> **WHAT TO WORK ON**
Check every line below for the string "Низкие". Copy the ones that have it.

> **Interface dataset entries**

----------

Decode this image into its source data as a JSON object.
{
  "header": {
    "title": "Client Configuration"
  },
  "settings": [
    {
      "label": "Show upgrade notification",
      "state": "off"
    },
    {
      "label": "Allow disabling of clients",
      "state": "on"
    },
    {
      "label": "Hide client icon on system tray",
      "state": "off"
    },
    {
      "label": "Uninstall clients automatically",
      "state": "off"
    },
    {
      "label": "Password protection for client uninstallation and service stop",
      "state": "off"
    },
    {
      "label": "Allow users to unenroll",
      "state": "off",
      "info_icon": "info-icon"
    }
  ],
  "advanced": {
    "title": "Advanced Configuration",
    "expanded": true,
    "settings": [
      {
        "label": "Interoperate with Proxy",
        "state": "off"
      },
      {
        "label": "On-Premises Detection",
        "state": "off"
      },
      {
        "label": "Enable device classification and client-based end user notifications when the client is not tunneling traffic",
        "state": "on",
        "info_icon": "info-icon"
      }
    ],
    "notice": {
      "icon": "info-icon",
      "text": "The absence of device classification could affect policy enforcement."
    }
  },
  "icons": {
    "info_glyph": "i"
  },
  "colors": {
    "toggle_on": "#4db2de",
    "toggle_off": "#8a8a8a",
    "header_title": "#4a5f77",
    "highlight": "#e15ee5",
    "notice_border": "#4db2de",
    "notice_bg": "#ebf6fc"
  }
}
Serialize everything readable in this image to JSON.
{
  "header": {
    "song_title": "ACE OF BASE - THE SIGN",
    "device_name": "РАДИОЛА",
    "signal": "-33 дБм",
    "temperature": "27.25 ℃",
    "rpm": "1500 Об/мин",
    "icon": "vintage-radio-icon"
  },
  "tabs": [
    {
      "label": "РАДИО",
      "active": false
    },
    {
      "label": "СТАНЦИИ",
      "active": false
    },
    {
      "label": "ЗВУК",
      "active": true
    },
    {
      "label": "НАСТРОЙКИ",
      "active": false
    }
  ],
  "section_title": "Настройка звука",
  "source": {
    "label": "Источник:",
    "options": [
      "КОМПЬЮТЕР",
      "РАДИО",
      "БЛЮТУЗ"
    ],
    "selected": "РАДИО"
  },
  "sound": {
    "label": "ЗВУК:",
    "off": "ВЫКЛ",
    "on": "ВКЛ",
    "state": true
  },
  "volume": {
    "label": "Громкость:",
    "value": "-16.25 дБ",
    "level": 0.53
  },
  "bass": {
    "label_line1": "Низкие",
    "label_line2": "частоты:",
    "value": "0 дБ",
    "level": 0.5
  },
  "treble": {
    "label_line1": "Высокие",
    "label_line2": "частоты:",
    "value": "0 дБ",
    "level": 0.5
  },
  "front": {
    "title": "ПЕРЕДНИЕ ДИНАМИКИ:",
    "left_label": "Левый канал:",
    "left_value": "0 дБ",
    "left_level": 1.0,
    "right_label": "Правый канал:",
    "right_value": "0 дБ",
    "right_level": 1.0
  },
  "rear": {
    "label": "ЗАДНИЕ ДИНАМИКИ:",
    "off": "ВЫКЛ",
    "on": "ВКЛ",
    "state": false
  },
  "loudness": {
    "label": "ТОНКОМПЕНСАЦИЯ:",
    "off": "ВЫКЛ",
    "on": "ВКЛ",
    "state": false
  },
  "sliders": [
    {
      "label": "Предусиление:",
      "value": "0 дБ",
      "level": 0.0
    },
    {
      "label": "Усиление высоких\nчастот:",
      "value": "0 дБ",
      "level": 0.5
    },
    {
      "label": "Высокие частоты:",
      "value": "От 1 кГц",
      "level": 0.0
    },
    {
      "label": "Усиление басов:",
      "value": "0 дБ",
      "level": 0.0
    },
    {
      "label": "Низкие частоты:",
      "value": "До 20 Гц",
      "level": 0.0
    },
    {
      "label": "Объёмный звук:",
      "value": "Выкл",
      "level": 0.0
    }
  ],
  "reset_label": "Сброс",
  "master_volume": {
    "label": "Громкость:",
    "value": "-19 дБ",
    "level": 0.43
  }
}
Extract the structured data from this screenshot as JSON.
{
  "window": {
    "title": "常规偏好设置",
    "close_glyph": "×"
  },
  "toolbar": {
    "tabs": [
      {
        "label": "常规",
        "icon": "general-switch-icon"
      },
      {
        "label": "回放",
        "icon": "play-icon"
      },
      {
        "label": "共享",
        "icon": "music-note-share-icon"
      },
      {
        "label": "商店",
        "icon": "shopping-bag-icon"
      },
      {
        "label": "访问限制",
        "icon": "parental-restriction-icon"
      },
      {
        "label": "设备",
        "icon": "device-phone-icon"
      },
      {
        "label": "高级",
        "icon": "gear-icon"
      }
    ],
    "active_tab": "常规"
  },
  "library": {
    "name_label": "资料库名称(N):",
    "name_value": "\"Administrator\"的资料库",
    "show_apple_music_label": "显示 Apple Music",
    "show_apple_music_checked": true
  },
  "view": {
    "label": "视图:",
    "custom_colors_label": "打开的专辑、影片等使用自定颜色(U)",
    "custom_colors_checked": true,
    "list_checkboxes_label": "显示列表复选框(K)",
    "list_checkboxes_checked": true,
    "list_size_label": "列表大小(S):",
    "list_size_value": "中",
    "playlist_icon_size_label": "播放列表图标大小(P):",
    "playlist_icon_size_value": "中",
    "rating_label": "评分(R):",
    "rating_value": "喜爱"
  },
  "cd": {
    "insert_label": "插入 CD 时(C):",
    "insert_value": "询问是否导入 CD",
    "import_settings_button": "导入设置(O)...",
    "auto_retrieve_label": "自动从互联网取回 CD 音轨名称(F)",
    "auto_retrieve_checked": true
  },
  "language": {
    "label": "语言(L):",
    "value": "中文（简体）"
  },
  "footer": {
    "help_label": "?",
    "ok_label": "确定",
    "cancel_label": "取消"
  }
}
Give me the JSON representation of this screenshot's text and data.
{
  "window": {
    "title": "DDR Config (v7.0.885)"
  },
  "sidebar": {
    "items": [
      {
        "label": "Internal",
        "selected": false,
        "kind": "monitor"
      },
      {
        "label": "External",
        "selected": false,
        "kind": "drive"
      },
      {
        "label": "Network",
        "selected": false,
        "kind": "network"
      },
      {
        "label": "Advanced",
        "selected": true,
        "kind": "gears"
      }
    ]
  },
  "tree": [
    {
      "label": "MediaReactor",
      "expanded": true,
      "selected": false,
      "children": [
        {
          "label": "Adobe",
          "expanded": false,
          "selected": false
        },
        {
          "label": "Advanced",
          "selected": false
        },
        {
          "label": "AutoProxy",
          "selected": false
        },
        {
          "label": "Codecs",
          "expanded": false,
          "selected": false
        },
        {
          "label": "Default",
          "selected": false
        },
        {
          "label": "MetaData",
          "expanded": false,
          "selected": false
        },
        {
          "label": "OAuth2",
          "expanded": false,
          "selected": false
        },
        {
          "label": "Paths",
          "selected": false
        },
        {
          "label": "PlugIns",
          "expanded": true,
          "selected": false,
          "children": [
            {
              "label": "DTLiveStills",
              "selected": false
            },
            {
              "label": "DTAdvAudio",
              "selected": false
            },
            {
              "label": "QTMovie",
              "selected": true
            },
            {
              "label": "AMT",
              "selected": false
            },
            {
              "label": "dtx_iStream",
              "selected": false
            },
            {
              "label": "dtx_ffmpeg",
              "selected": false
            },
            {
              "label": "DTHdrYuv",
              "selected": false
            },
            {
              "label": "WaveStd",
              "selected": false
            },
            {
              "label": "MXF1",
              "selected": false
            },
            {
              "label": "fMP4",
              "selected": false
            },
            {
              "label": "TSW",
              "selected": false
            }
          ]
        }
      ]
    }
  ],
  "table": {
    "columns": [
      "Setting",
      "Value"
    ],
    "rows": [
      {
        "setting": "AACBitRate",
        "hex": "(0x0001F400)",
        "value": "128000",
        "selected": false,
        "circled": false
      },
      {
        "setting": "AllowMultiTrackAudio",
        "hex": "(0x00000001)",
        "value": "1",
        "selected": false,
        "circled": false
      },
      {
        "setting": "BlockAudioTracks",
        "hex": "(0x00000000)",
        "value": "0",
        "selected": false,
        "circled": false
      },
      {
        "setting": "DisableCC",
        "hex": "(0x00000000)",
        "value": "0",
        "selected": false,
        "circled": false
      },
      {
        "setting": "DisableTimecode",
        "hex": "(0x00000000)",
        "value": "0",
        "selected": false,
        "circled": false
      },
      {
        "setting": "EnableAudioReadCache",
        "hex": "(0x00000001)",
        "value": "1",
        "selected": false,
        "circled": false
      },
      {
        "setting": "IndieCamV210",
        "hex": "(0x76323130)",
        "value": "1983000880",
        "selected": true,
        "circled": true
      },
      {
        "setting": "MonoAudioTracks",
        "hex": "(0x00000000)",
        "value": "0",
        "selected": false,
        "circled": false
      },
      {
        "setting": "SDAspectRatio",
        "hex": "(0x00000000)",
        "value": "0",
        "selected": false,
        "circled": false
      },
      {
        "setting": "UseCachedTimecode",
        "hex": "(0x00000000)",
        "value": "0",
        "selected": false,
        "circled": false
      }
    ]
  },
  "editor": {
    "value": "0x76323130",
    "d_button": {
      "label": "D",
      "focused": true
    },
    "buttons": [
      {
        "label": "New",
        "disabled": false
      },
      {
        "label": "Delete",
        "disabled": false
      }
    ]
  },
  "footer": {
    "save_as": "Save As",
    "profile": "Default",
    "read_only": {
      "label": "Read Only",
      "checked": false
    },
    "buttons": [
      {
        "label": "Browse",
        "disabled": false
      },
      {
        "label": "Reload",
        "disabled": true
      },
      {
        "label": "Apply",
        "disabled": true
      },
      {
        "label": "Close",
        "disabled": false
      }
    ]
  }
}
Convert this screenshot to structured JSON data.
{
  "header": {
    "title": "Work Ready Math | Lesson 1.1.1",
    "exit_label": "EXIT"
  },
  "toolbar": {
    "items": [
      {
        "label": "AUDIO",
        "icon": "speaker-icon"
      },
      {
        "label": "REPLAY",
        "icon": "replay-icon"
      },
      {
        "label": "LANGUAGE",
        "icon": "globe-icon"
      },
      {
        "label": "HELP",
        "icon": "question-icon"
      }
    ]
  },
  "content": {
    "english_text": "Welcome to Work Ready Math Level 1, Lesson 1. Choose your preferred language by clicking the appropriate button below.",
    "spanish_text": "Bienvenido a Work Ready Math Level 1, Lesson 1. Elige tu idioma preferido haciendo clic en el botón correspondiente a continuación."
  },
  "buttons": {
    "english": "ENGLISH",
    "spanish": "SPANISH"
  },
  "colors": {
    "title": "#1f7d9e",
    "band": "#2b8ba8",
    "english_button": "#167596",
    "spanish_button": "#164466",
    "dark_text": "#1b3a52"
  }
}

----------

> **RESPONSE**
    "label_line1": "Низкие",
      "label": "Низкие частоты:",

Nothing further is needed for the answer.